Work to complete -
Scan the data below and state how many of its lines contain the word "this", giving only the figure.

Data for processing -
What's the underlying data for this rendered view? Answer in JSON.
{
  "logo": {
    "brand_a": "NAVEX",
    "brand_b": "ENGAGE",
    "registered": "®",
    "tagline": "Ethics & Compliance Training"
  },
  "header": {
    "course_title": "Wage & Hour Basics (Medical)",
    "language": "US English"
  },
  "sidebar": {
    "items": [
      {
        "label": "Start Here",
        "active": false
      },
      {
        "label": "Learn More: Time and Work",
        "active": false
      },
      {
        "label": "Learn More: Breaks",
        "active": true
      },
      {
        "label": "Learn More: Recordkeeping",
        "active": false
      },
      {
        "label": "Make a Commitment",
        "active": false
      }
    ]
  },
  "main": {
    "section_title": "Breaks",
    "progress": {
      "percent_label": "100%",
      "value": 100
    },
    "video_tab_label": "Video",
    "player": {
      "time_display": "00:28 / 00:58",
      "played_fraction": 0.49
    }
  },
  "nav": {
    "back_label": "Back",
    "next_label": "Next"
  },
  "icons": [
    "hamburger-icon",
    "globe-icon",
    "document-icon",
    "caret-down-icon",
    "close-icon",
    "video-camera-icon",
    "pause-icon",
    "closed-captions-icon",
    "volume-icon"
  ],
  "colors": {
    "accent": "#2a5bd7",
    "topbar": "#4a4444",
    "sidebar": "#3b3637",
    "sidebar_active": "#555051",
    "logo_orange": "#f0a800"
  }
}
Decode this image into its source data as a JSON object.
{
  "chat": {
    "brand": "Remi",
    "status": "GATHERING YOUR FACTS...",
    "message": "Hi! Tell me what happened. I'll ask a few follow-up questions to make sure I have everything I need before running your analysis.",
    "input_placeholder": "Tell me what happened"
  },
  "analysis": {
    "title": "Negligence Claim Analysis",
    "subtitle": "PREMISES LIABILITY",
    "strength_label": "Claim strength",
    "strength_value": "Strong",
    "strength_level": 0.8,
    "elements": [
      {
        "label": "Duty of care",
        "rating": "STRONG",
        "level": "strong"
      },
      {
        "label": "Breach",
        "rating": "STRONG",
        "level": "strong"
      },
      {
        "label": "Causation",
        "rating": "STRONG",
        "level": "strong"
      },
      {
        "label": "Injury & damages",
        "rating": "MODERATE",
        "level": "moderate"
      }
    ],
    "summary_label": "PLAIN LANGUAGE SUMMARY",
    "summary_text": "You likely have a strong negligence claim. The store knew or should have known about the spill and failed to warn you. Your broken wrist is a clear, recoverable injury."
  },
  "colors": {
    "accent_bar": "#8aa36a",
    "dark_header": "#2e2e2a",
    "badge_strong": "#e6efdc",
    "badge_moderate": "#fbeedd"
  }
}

Task solution -
2